    Influence of initial collagen and cellular concentrations on the final surface area of dermal and skin equivalents : a box-behnken analysis
    (Springer, 1990-10-01) LeDuy, Anh; Germain, Lucie; Rompré, Pierre; Defrance-Bouvard, Véronique; López Valle, Carlos Antonio; Auger, François A.; Thibault, J.
    Our laboratory has been involved in finding optimal conditions for producing dermal and skin equivalents. As an original approach, a Box-Behnken experimental design was used to study the effects of the initial collagen and fibroblast concentrations and the initial gel thickness on the contraction of dermal and skin equivalents. The final surface area of dermal equivalent varied significantly with the initial concentration of collagen and fibroblast, whereas the initial thickness of gel had no appreciable effect on the contraction of the dermal equivalent. When keratinocytes were grown on these dermal equivalents they produced a very severe contraction, to an extent that all skin equivalents had a similar final surface area. This severe contraction was independent of collagen and fibroblast concentrations. Models for the prediction of the final percentage contraction of dermal and skin equivalents as a function of the initial concentration of collagen, the logarithm of fibroblast concentration, and the initial gel thickness were obtained and analyzed. Keratinocytes grown at the lowest seeding density did not contract the equivalents. However, histologic analysis has shown an incomplete coverage by these cells of the equivalents. The extensive contraction of the skin equivalent presenting adequate morphology is a major drawback toward its clinical utilization for burn wound coverage.
  • Publication
    Role and innocuity of Tisseel ®, a tissue glue, in the grafting process and in vivo evolution of human cultured epidermis
    (Churchill Livingstone, 2005-04-14) Germain, Lucie; Auger, François A.; López Valle, Carlos Antonio; Guignard, Rina

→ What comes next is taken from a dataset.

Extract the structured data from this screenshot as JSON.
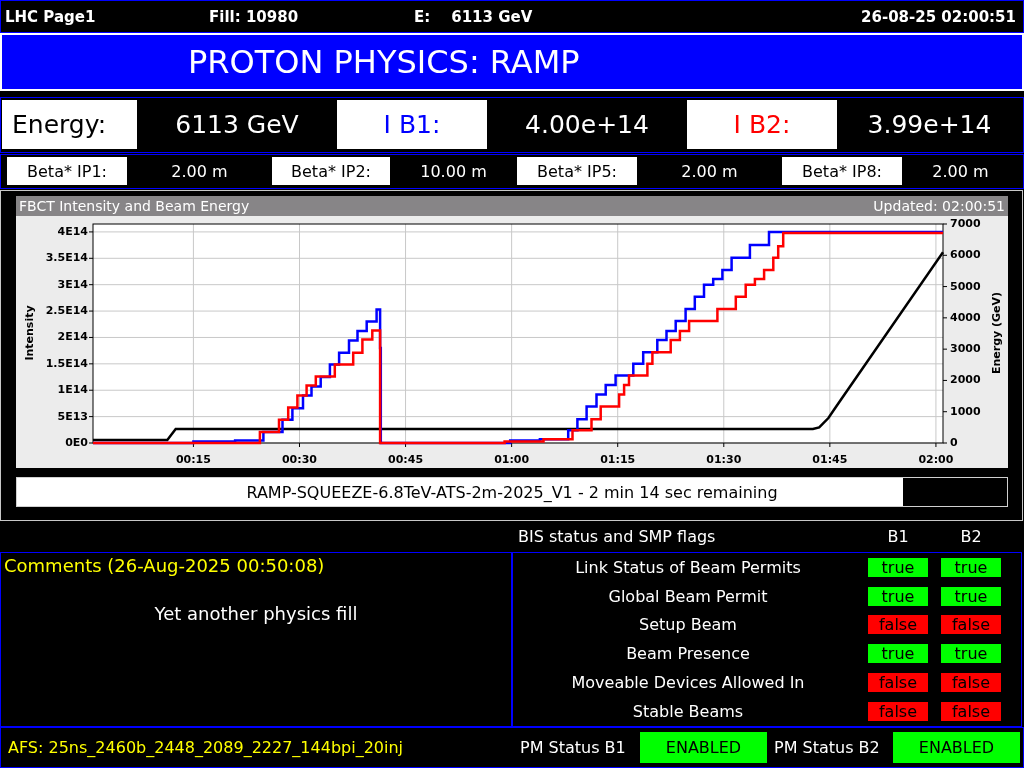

    Cultured epidermal sheets are currently used for burn wound treatment but reported results on graft take are variable. This study was designed to evaluate the role and influence of Tisseel®, a fibrin glue, in the take of cultured human epidermal sheets in an athymic mouse model. On days 4, 10 and 21 post-grafting, histology, electron microscopy and immunofluorescence staining confirmed the presence of a human epithelium and the development of a basement membrane. Tisseel® was detectable on day 4 only, but overall treated and untreated grafts were similar. The use of Tisseel® enhanced the mechanical stability of these fragile grafts, increased the percentage of graft take, and its innocuity on thein vivo evolution of cultured epidermal sheets was demonstrated. For these reasons, we think that Tisseel® may be advantageous in a clinical setting.
  • Publication
    Morphological changes of human skin cells exposed to a DC electric field in vitro using a new exposure system
    (John Wiley & Sons, 2001-08-01) Plante, Michel; Germain, Lucie; Rancourt, Denis; Bourdages, Michel; Auger, François A.; Goulet, Daniel; Méthot, Stéphane; Moulin, Véronique
    The human skin contains a physiological battery that could be implicated in the healing process, by creating an endogenous electric field. Skin cells undergo morphological changes in response to an external DC electric field (EF). We found that fibroblasts reorient their cell bodies in a manner perpendicular to the EF direction, for normal and above physiological intensities. Actin and tubulin filaments (cytoskeleton proteins) follow the same pattern of reorientation. Keratinocytes tend to elongate in the same direction, although to a lesser extent. The study of the response of human skin cells to an external EF is a first step toward a better understanding of the mechanisms involved in wound healing and eventually toward the improvement of wound repair.